The Group’s core vessel chartering business is driven mainly by long-term charter contracts secured with a key National Oil Company (“NOC”) customer in the Middle East which is a major player in the region’s offshore oil and gas production. This business model has enabled the Group to continue reporting operating profits despite the challenging market conditions in the OSV sector over the last few years. To capitalise on the vast opportunities in the Middle East market, the Group is working closely with its NOC customer to develop innovative solutions for the customer’s offshore support requirements beyond the traditional OSV business.

During 1QFY2019, the Group’s key NOC customer extended the charter contract for 16 vessels that are currently deployed in the Middle East for another year, albeit at lower charter rates. The lower charter rates have been reflected in the Group’s chartering services order book which, as at 30 June 2018, had total value of approximately US$700 million.
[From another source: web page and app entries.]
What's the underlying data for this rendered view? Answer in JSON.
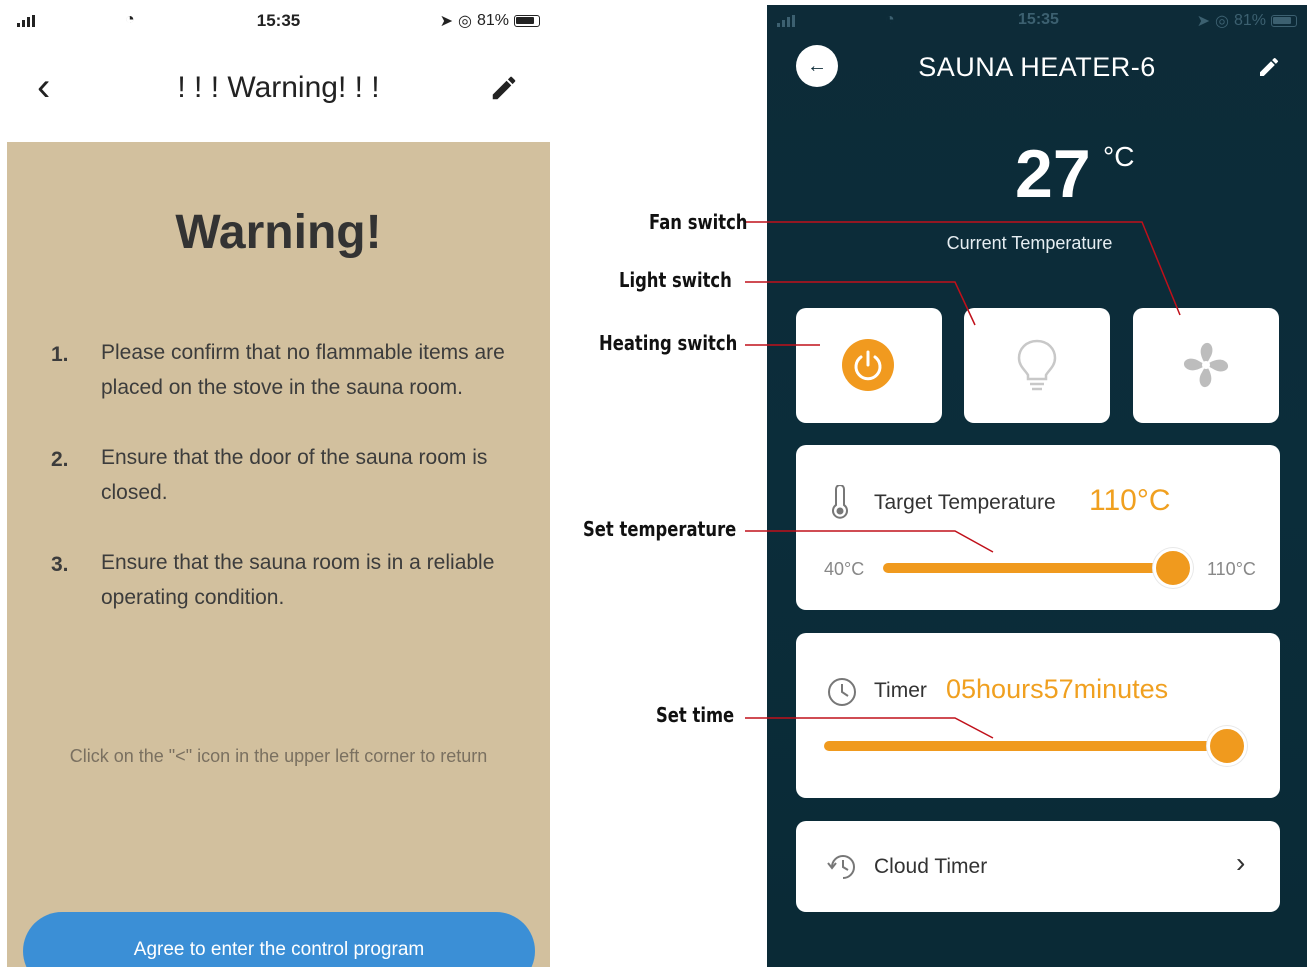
{
  "left_screen": {
    "status": {
      "time": "15:35",
      "battery": "81%"
    },
    "nav": {
      "title": "! ! ! Warning! ! !"
    },
    "heading": "Warning!",
    "items": [
      {
        "num": "1.",
        "text": "Please confirm that no flammable items are placed on the stove in the sauna room."
      },
      {
        "num": "2.",
        "text": "Ensure that the door of the sauna room is closed."
      },
      {
        "num": "3.",
        "text": "Ensure that the sauna room is in a reliable operating condition."
      }
    ],
    "hint": "Click on the \"<\" icon in the upper left corner to return",
    "agree_button": "Agree to enter the control program",
    "colors": {
      "background": "#d2c09e",
      "button": "#3b8fd6"
    }
  },
  "right_screen": {
    "status": {
      "time": "15:35",
      "battery": "81%"
    },
    "title": "SAUNA HEATER-6",
    "current_temperature": {
      "value": "27",
      "unit": "°C",
      "label": "Current Temperature"
    },
    "switches": [
      {
        "name": "heating",
        "icon": "power-icon",
        "active": true
      },
      {
        "name": "light",
        "icon": "bulb-icon",
        "active": false
      },
      {
        "name": "fan",
        "icon": "fan-icon",
        "active": false
      }
    ],
    "target": {
      "label": "Target Temperature",
      "value": "110°C",
      "min": "40°C",
      "max": "110°C",
      "level": 1.0
    },
    "timer": {
      "label": "Timer",
      "value": "05hours57minutes",
      "level": 1.0
    },
    "cloud_timer": {
      "label": "Cloud Timer"
    },
    "colors": {
      "background": "#0d2b38",
      "accent": "#f09a1e"
    }
  },
  "annotations": {
    "fan": "Fan switch",
    "light": "Light switch",
    "heating": "Heating switch",
    "set_temperature": "Set temperature",
    "set_time": "Set time"
  }
}
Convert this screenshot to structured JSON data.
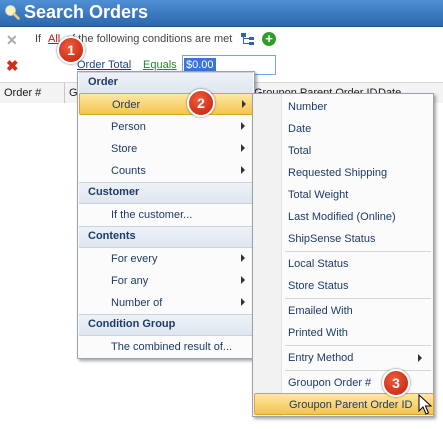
{
  "window": {
    "title": "Search Orders"
  },
  "filter": {
    "prefix": "If",
    "quantifier": "All",
    "suffix": "of the following conditions are met",
    "condition": {
      "field": "Order Total",
      "operator": "Equals",
      "value": "$0.00"
    }
  },
  "grid": {
    "columns": [
      "Order #",
      "G",
      "Groupon Parent Order ID",
      "Date"
    ]
  },
  "menu": {
    "sections": [
      {
        "header": "Order",
        "items": [
          {
            "label": "Order",
            "submenu": true,
            "highlighted": true
          },
          {
            "label": "Person",
            "submenu": true
          },
          {
            "label": "Store",
            "submenu": true
          },
          {
            "label": "Counts",
            "submenu": true
          }
        ]
      },
      {
        "header": "Customer",
        "items": [
          {
            "label": "If the customer...",
            "submenu": false
          }
        ]
      },
      {
        "header": "Contents",
        "items": [
          {
            "label": "For every",
            "submenu": true
          },
          {
            "label": "For any",
            "submenu": true
          },
          {
            "label": "Number of",
            "submenu": true
          }
        ]
      },
      {
        "header": "Condition Group",
        "items": [
          {
            "label": "The combined result of...",
            "submenu": false
          }
        ]
      }
    ]
  },
  "submenu": {
    "groups": [
      [
        "Number",
        "Date",
        "Total",
        "Requested Shipping",
        "Total Weight",
        "Last Modified (Online)",
        "ShipSense Status"
      ],
      [
        "Local Status",
        "Store Status"
      ],
      [
        "Emailed With",
        "Printed With"
      ],
      [
        "Entry Method"
      ],
      [
        "Groupon Order #",
        "Groupon Parent Order ID"
      ]
    ],
    "highlighted": "Groupon Parent Order ID",
    "with_arrow": [
      "Entry Method"
    ]
  },
  "badges": [
    "1",
    "2",
    "3"
  ],
  "colors": {
    "title_bar": "#2b67ad",
    "highlight": "#f6c34f",
    "badge": "#d42a18"
  }
}
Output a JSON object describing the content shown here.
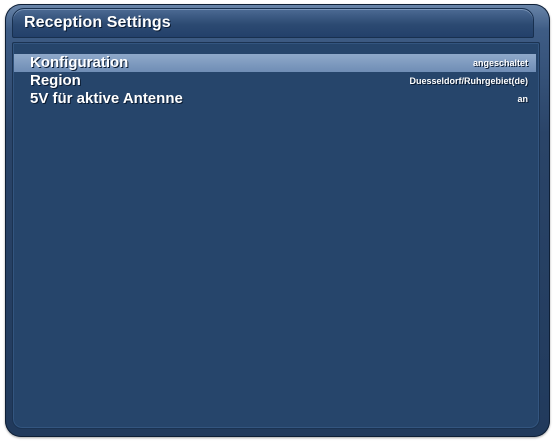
{
  "window": {
    "title": "Reception Settings"
  },
  "settings": {
    "items": [
      {
        "label": "Konfiguration",
        "value": "angeschaltet",
        "selected": true
      },
      {
        "label": "Region",
        "value": "Duesseldorf/Ruhrgebiet(de)",
        "selected": false
      },
      {
        "label": "5V für aktive Antenne",
        "value": "an",
        "selected": false
      }
    ]
  },
  "colors": {
    "background": "#26456b",
    "selection_highlight": "#7f9bc0",
    "text": "#ffffff"
  }
}
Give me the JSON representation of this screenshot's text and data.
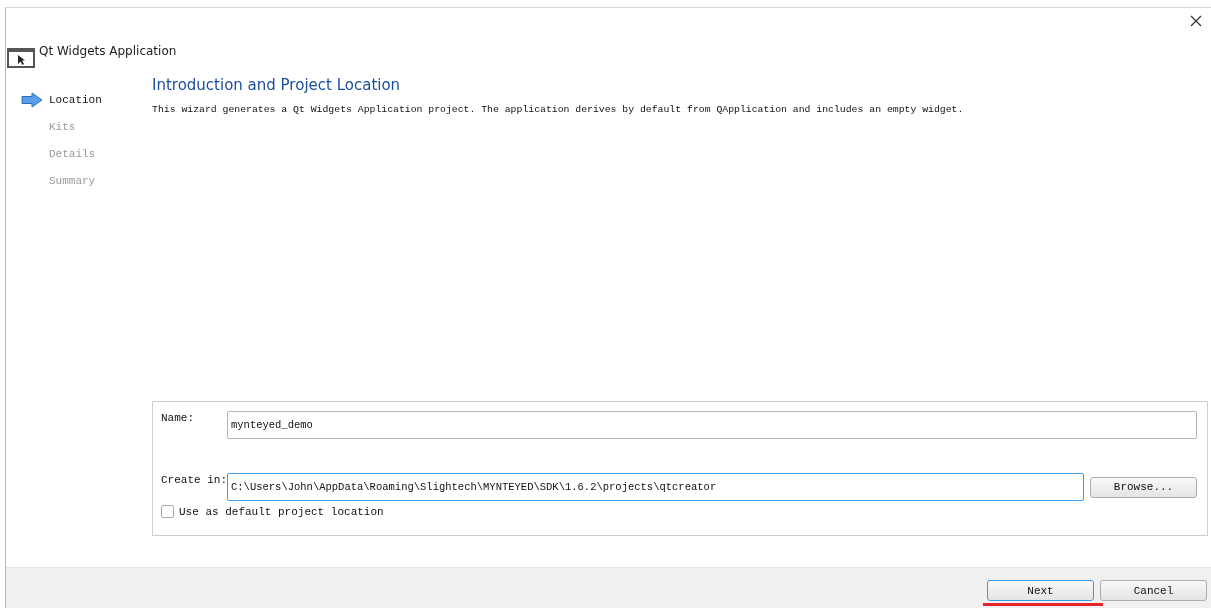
{
  "window": {
    "title": "Qt Widgets Application"
  },
  "steps": [
    {
      "label": "Location",
      "selected": true
    },
    {
      "label": "Kits",
      "selected": false
    },
    {
      "label": "Details",
      "selected": false
    },
    {
      "label": "Summary",
      "selected": false
    }
  ],
  "page": {
    "heading": "Introduction and Project Location",
    "description": "This wizard generates a Qt Widgets Application project. The application derives by default from QApplication and includes an empty widget."
  },
  "form": {
    "name_label": "Name:",
    "name_value": "mynteyed_demo",
    "create_label": "Create in:",
    "create_value": "C:\\Users\\John\\AppData\\Roaming\\Slightech\\MYNTEYED\\SDK\\1.6.2\\projects\\qtcreator",
    "browse": "Browse...",
    "default_checkbox": {
      "label": "Use as default project location",
      "checked": false
    }
  },
  "buttons": [
    {
      "label": "Next",
      "selected": true
    },
    {
      "label": "Cancel",
      "selected": false
    }
  ]
}
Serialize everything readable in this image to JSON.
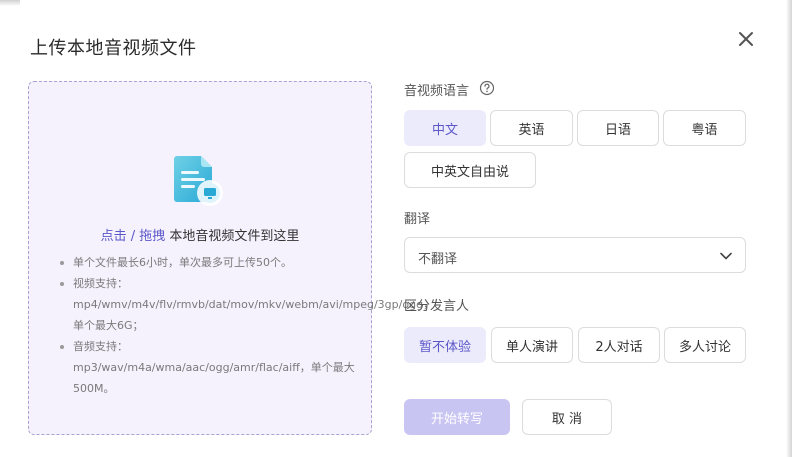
{
  "dialog": {
    "title": "上传本地音视频文件"
  },
  "upload": {
    "link_text": "点击 / 拖拽",
    "drop_text": " 本地音视频文件到这里",
    "notes": [
      "单个文件最长6小时，单次最多可上传50个。",
      "视频支持：mp4/wmv/m4v/flv/rmvb/dat/mov/mkv/webm/avi/mpeg/3gp/ogg，单个最大6G；",
      "音频支持：mp3/wav/m4a/wma/aac/ogg/amr/flac/aiff，单个最大500M。"
    ]
  },
  "language": {
    "label": "音视频语言",
    "options": [
      "中文",
      "英语",
      "日语",
      "粤语",
      "中英文自由说"
    ],
    "selected": "中文"
  },
  "translate": {
    "label": "翻译",
    "value": "不翻译"
  },
  "speaker": {
    "label": "区分发言人",
    "options": [
      "暂不体验",
      "单人演讲",
      "2人对话",
      "多人讨论"
    ],
    "selected": "暂不体验"
  },
  "actions": {
    "start_label": "开始转写",
    "cancel_label": "取 消"
  },
  "colors": {
    "accent": "#5b57c9",
    "selected_bg": "#ecebfb",
    "upload_bg": "#f5f2fd",
    "primary_disabled": "#c8c5f3"
  },
  "icons": {
    "close": "close-icon",
    "help": "question-circle-icon",
    "file": "file-upload-icon",
    "chevron": "chevron-down-icon"
  }
}
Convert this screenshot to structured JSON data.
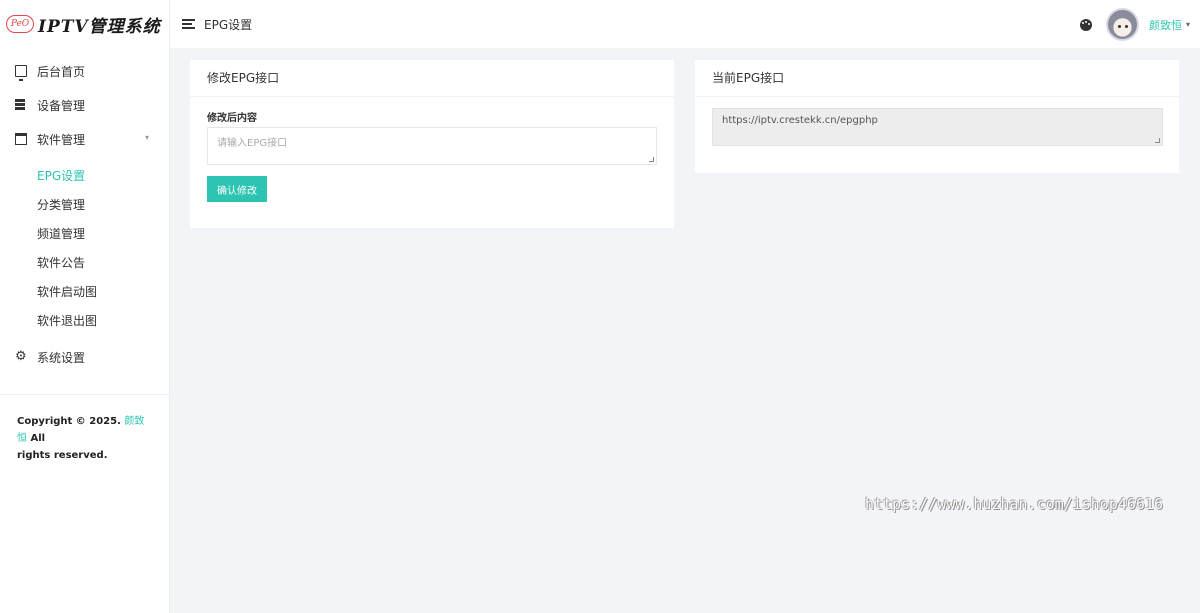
{
  "brand": {
    "logo": "PeO",
    "name": "IPTV管理系统"
  },
  "header": {
    "title": "EPG设置",
    "username": "颜致恒"
  },
  "sidebar": {
    "items": [
      {
        "label": "后台首页",
        "icon": "monitor-icon"
      },
      {
        "label": "设备管理",
        "icon": "database-icon"
      },
      {
        "label": "软件管理",
        "icon": "window-icon"
      },
      {
        "label": "系统设置",
        "icon": "gear-icon"
      }
    ],
    "sub_items": [
      {
        "label": "EPG设置",
        "active": true
      },
      {
        "label": "分类管理"
      },
      {
        "label": "频道管理"
      },
      {
        "label": "软件公告"
      },
      {
        "label": "软件启动图"
      },
      {
        "label": "软件退出图"
      }
    ],
    "copyright_prefix": "Copyright © 2025.",
    "copyright_author": "颜致恒",
    "copyright_all": "All",
    "copyright_suffix": "rights reserved."
  },
  "edit_card": {
    "title": "修改EPG接口",
    "field_label": "修改后内容",
    "placeholder": "请输入EPG接口",
    "button": "确认修改"
  },
  "current_card": {
    "title": "当前EPG接口",
    "value": "https://iptv.crestekk.cn/epgphp"
  },
  "watermark": "https://www.huzhan.com/ishop46616",
  "colors": {
    "accent": "#2dc4b2",
    "background": "#f3f4f8"
  }
}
This comprises mainly long term charter contracts that stretch up to 2025 inclusive of extension options of up to 2 years.

To broaden its revenue base, the Group is pursuing opportunities to widen the scope of its operations in the region to new target markets in Egypt and Kuwait. The Group is also working continuously to strengthen its operating capabilities and service quality, improve cost and operational efficiencies, and expand and differentiate its fleet to meet customers’ requirements.

Leveraging on the local knowledge and expertise of its strategic partner and controlling shareholder Rawabi Holding Company Limited, the Group is seeking opportunities to strengthen its market position in the Middle East.